Java 8 - Lambda expressions

In this post, we will cover following topics.

  • What are Lambda expressions?
  • Syntax for Lambda expression.
  • How to define no parameter Lambda expression?
  • How to define single/ multi parameter Lambda expression?
  • How to return value from Lambda expression?
  • Accessing local variables in Lambda expression.
  • Target typing in Lambda expression.

What are Lambda expressions?

Lambda expressions are the first step of Java towards functional programming. Lambda expressions enable us to treat functionality as method arguments, express instances of single-method classes more compactly.

Syntax for Lambda expression

Lambda has three parts:

  • comma separated list of formal parameters enclosed in parenthesis.
  • arrow token ->.
  • and, body of expression (which may or may not return value).

(param) -> { System.out.println(param); }
Lambda expression can only be used where the type they are matched are functional interfaces.

How to define no parameter Lambda expression?

If the lambda expression is matching against no parameter method, it can be written as:

() -> System.out.println("No paramter expression");

How to define single/ multi parameter Lambda expression?

If lambda expression is matching against method which take one or more parameter, it can be written as:

(param) -> System.out.println("Single param expression: " + param);

(paramX, paramY) -> System.out.println("Two param expression: " + paramX + ", " + paramX);

You can also define the type of parameter in Lambda expression.

(Employee e) -> System.out.println(e);

How to return value from Lambda expression?

You can return value from lambda just like a method did.

(param) -> {
  // perform some steps
  return "some value";
};

In case lambda is performing single step and returning value. Then you can write it as:

//either
(int a, int b) -> return Integer.compare(a, b);

// or simply lambda will automatically figure to return this value
(int a, int b) -> Integer.compare(a, b);

Accessing local variables in Lambda expression

Lambda can access the final or effectively final variables of the method in which they are defined. They can also access the instance variables of enclosing class.

Target typing in Lambda expression

You might have seen in earlier code snippets that we have omitted the type of parameter, return value and the type of Lambda. Java compiler determines the target type from the context lambda is defined.

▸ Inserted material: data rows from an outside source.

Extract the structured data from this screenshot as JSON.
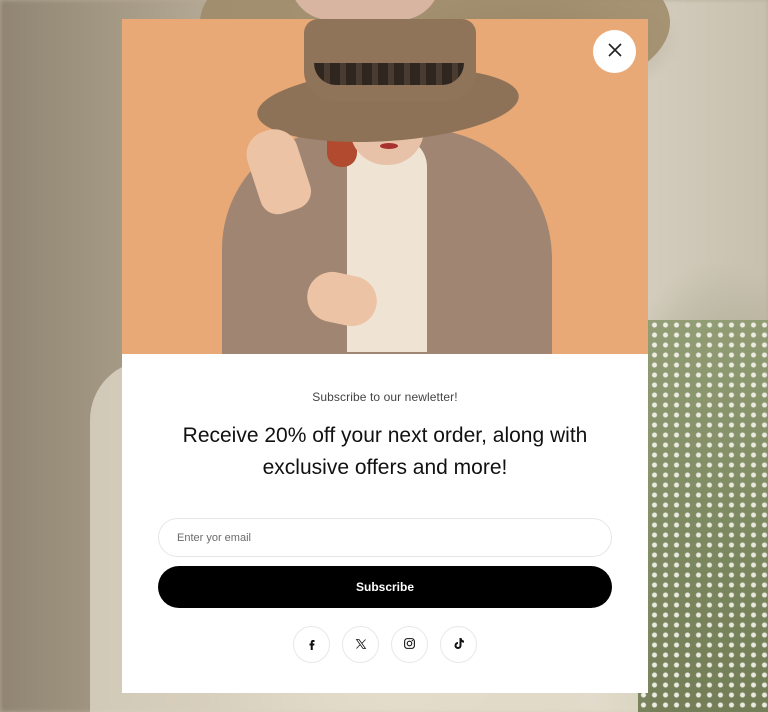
{
  "popup": {
    "eyebrow": "Subscribe to our newletter!",
    "headline": "Receive 20% off your next order, along with exclusive offers and more!",
    "email_placeholder": "Enter yor email",
    "subscribe_label": "Subscribe",
    "close_icon": "close-icon"
  },
  "socials": [
    {
      "icon": "facebook-icon"
    },
    {
      "icon": "x-twitter-icon"
    },
    {
      "icon": "instagram-icon"
    },
    {
      "icon": "tiktok-icon"
    }
  ],
  "colors": {
    "hero_background": "#e8a977",
    "button_background": "#000000",
    "button_text": "#ffffff"
  }
}
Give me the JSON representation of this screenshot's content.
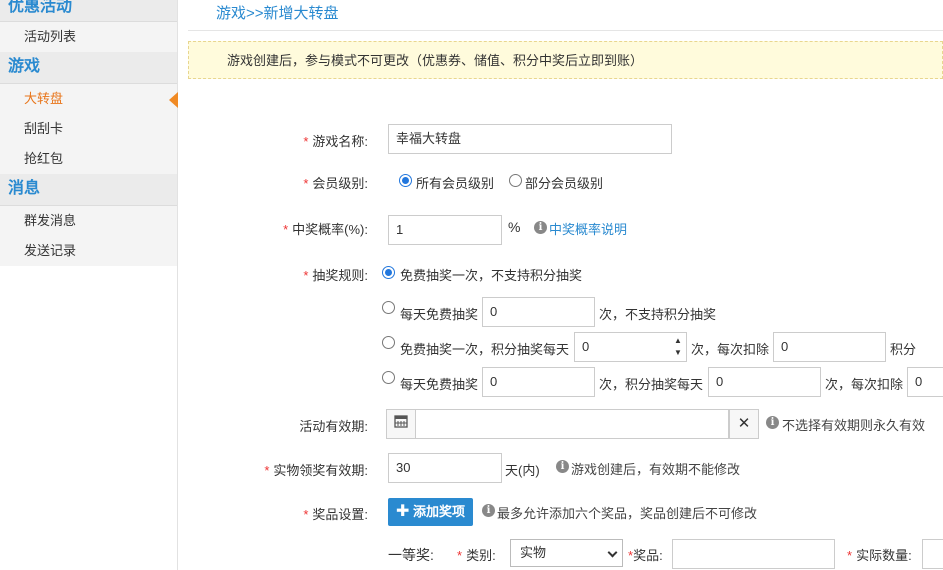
{
  "sidebar": {
    "sections": [
      {
        "title": "优惠活动",
        "items": [
          "活动列表"
        ]
      },
      {
        "title": "游戏",
        "items": [
          "大转盘",
          "刮刮卡",
          "抢红包"
        ]
      },
      {
        "title": "消息",
        "items": [
          "群发消息",
          "发送记录"
        ]
      }
    ],
    "active_item": "大转盘"
  },
  "breadcrumb": "游戏>>新增大转盘",
  "notice": "游戏创建后，参与模式不可更改（优惠券、储值、积分中奖后立即到账）",
  "form": {
    "game_name": {
      "label": "游戏名称:",
      "value": "幸福大转盘"
    },
    "member_level": {
      "label": "会员级别:",
      "options": [
        "所有会员级别",
        "部分会员级别"
      ],
      "selected": "所有会员级别"
    },
    "win_rate": {
      "label": "中奖概率(%):",
      "value": "1",
      "unit": "%",
      "help_link": "中奖概率说明"
    },
    "draw_rules": {
      "label": "抽奖规则:",
      "rule1": "免费抽奖一次，不支持积分抽奖",
      "rule2_prefix": "每天免费抽奖",
      "rule2_value": "0",
      "rule2_suffix": "次，不支持积分抽奖",
      "rule3_prefix": "免费抽奖一次，积分抽奖每天",
      "rule3_value": "0",
      "rule3_mid": "次，每次扣除",
      "rule3_points": "0",
      "rule3_suffix": "积分",
      "rule4_prefix": "每天免费抽奖",
      "rule4_value": "0",
      "rule4_mid": "次，积分抽奖每天",
      "rule4_value2": "0",
      "rule4_mid2": "次，每次扣除",
      "rule4_points": "0",
      "selected": 1
    },
    "valid_period": {
      "label": "活动有效期:",
      "value": "",
      "hint": "不选择有效期则永久有效"
    },
    "prize_valid": {
      "label": "实物领奖有效期:",
      "value": "30",
      "unit": "天(内)",
      "hint": "游戏创建后，有效期不能修改"
    },
    "prize_settings": {
      "label": "奖品设置:",
      "add_button": "添加奖项",
      "hint": "最多允许添加六个奖品，奖品创建后不可修改"
    },
    "first_prize": {
      "title": "一等奖:",
      "category_label": "类别:",
      "category_value": "实物",
      "prize_label": "奖品:",
      "prize_value": "",
      "qty_label": "实际数量:",
      "qty_value": ""
    }
  },
  "colors": {
    "accent": "#2a8ad0",
    "active": "#e8751a",
    "required": "#ee3333",
    "notice_bg": "#fffbdc"
  }
}
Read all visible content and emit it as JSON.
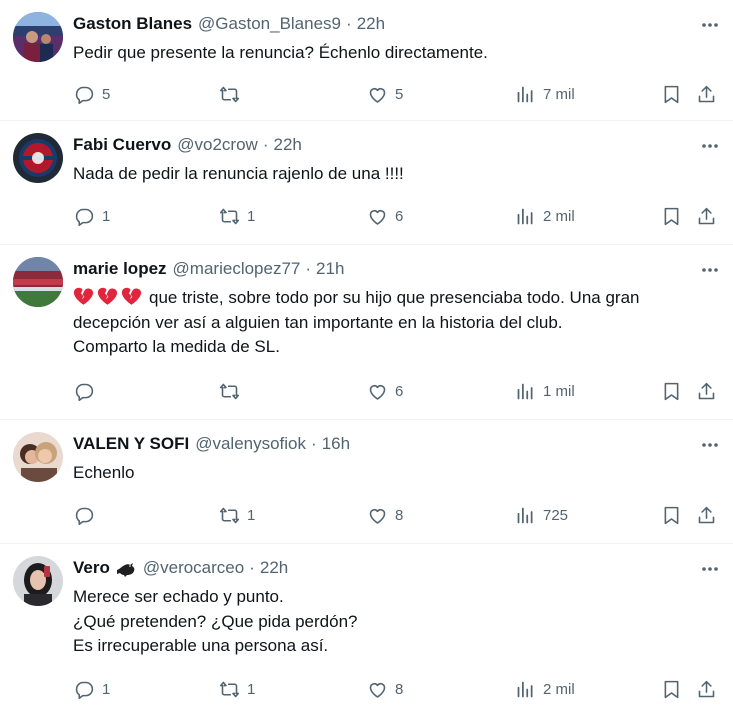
{
  "tweets": [
    {
      "name": "Gaston Blanes",
      "handle": "@Gaston_Blanes9",
      "separator": "·",
      "time": "22h",
      "lines": [
        "Pedir que presente la renuncia? Échenlo directamente."
      ],
      "replies": "5",
      "retweets": "",
      "likes": "5",
      "views": "7 mil"
    },
    {
      "name": "Fabi Cuervo",
      "handle": "@vo2crow",
      "separator": "·",
      "time": "22h",
      "lines": [
        "Nada de pedir la renuncia rajenlo de una !!!!"
      ],
      "replies": "1",
      "retweets": "1",
      "likes": "6",
      "views": "2 mil"
    },
    {
      "name": "marie lopez",
      "handle": "@marieclopez77",
      "separator": "·",
      "time": "21h",
      "emoji": [
        "broken-heart",
        "broken-heart",
        "broken-heart"
      ],
      "lines": [
        "que triste, sobre todo por su hijo que presenciaba todo. Una gran",
        "decepción ver así a alguien tan importante en la historia del club.",
        "Comparto la medida de SL."
      ],
      "replies": "",
      "retweets": "",
      "likes": "6",
      "views": "1 mil"
    },
    {
      "name": "VALEN Y SOFI",
      "handle": "@valenysofiok",
      "separator": "·",
      "time": "16h",
      "lines": [
        "Echenlo"
      ],
      "replies": "",
      "retweets": "1",
      "likes": "8",
      "views": "725"
    },
    {
      "name": "Vero",
      "name_emoji": "bird-icon",
      "handle": "@verocarceo",
      "separator": "·",
      "time": "22h",
      "lines": [
        "Merece ser echado y punto.",
        "¿Qué pretenden? ¿Que pida perdón?",
        "Es irrecuperable una persona así."
      ],
      "replies": "1",
      "retweets": "1",
      "likes": "8",
      "views": "2 mil"
    }
  ],
  "colors": {
    "text": "#0f1419",
    "secondary": "#536471",
    "divider": "#eff3f4",
    "broken_heart": "#e0263c"
  },
  "icons": [
    "reply-icon",
    "retweet-icon",
    "like-icon",
    "views-icon",
    "bookmark-icon",
    "share-icon",
    "more-icon"
  ]
}
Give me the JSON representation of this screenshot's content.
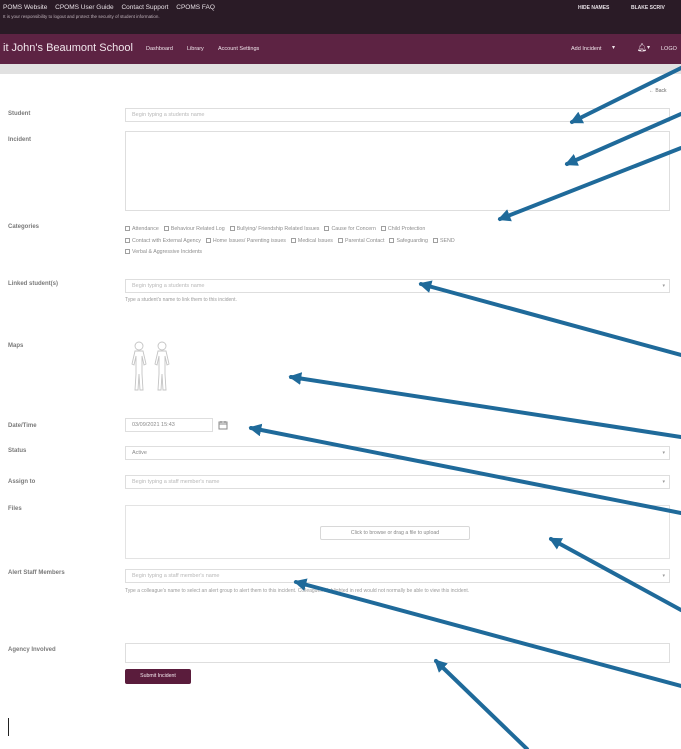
{
  "topbar": {
    "links": [
      "POMS Website",
      "CPOMS User Guide",
      "Contact Support",
      "CPOMS FAQ"
    ],
    "notice": "It is your responsibility to logout and protect the security of student information.",
    "user_left": "HIDE NAMES",
    "user_right": "BLAKE SCRIV"
  },
  "navbar": {
    "school": "it John's Beaumont School",
    "items": [
      "Dashboard",
      "Library",
      "Account Settings"
    ],
    "add_incident": "Add Incident",
    "logout": "LOGO"
  },
  "back": "← Back",
  "form": {
    "student": {
      "label": "Student",
      "placeholder": "Begin typing a students name"
    },
    "incident": {
      "label": "Incident"
    },
    "categories": {
      "label": "Categories",
      "items": [
        "Attendance",
        "Behaviour Related Log",
        "Bullying/ Friendship Related Issues",
        "Cause for Concern",
        "Child Protection",
        "Contact with External Agency",
        "Home Issues/ Parenting issues",
        "Medical Issues",
        "Parental Contact",
        "Safeguarding",
        "SEND",
        "Verbal & Aggressive Incidents"
      ]
    },
    "linked": {
      "label": "Linked student(s)",
      "placeholder": "Begin typing a students name",
      "help": "Type a student's name to link them to this incident."
    },
    "maps": {
      "label": "Maps"
    },
    "datetime": {
      "label": "Date/Time",
      "value": "03/09/2021 15:43"
    },
    "status": {
      "label": "Status",
      "value": "Active"
    },
    "assign": {
      "label": "Assign to",
      "placeholder": "Begin typing a staff member's name"
    },
    "files": {
      "label": "Files",
      "button": "Click to browse or drag a file to upload"
    },
    "alert": {
      "label": "Alert Staff Members",
      "placeholder": "Begin typing a staff member's name",
      "help": "Type a colleague's name to select an alert group to alert them to this incident. Colleagues highlighted in red would not normally be able to view this incident."
    },
    "agency": {
      "label": "Agency Involved"
    },
    "submit": "Submit Incident"
  },
  "colors": {
    "topbar": "#2a1b26",
    "navbar": "#5d2343",
    "submit": "#5a1c3c",
    "annotation_arrow": "#1f6a9a"
  }
}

Compiler checks three things:

  • Is the target type functional interface?
  • Is list of parameter and its type matched with the single method?
  • Does the return type matched with the single method return type?

Now, Let's jump to an example to verify it.

@FunctionalInterface
interface InterfaceA {
  void doWork();
}

@FunctionalInterface
interface InterfaceB<T> {
  T doWork();
}

class LambdaTypeCheck {
  
  public static void main (String[] args) {
    LambdaTypeCheck typeCheck = new LambdaTypeCheck();
    typeCheck.invoke(() -> "I am done with you");
  }
  
  public <T> T invoke (InterfaceB<T> task) {
    return task.doWork();
  }

  public void invoke (InterfaceA task) {
    task.doWork();
  }
}
When you call typeCheck.invoke(() -> "I am done with you"); then invoke(InterfaceB<T> task) will be called. Because the lambda return value which is matched by InterfaceB<T>.

2 comments :

  1. Can you please share on what param for
    test.invoke(()-> "I am done with you");
    it will invoke interfaceA .

    ReplyDelete
    Replies
    1. () -> "I am done with you" is equivalent to () -> return "I am done with you".
      IntefaceB expects nothing in parameter but return some value.
      InterfaceA expects nothing and return nothing.

      So, if you change the above statement to below:
      test.invoke(() -> {System.out.println("I am done with you.");});

      Then, it will invoke InterfaceA.
      Reason: See "Target typing" above.

      Delete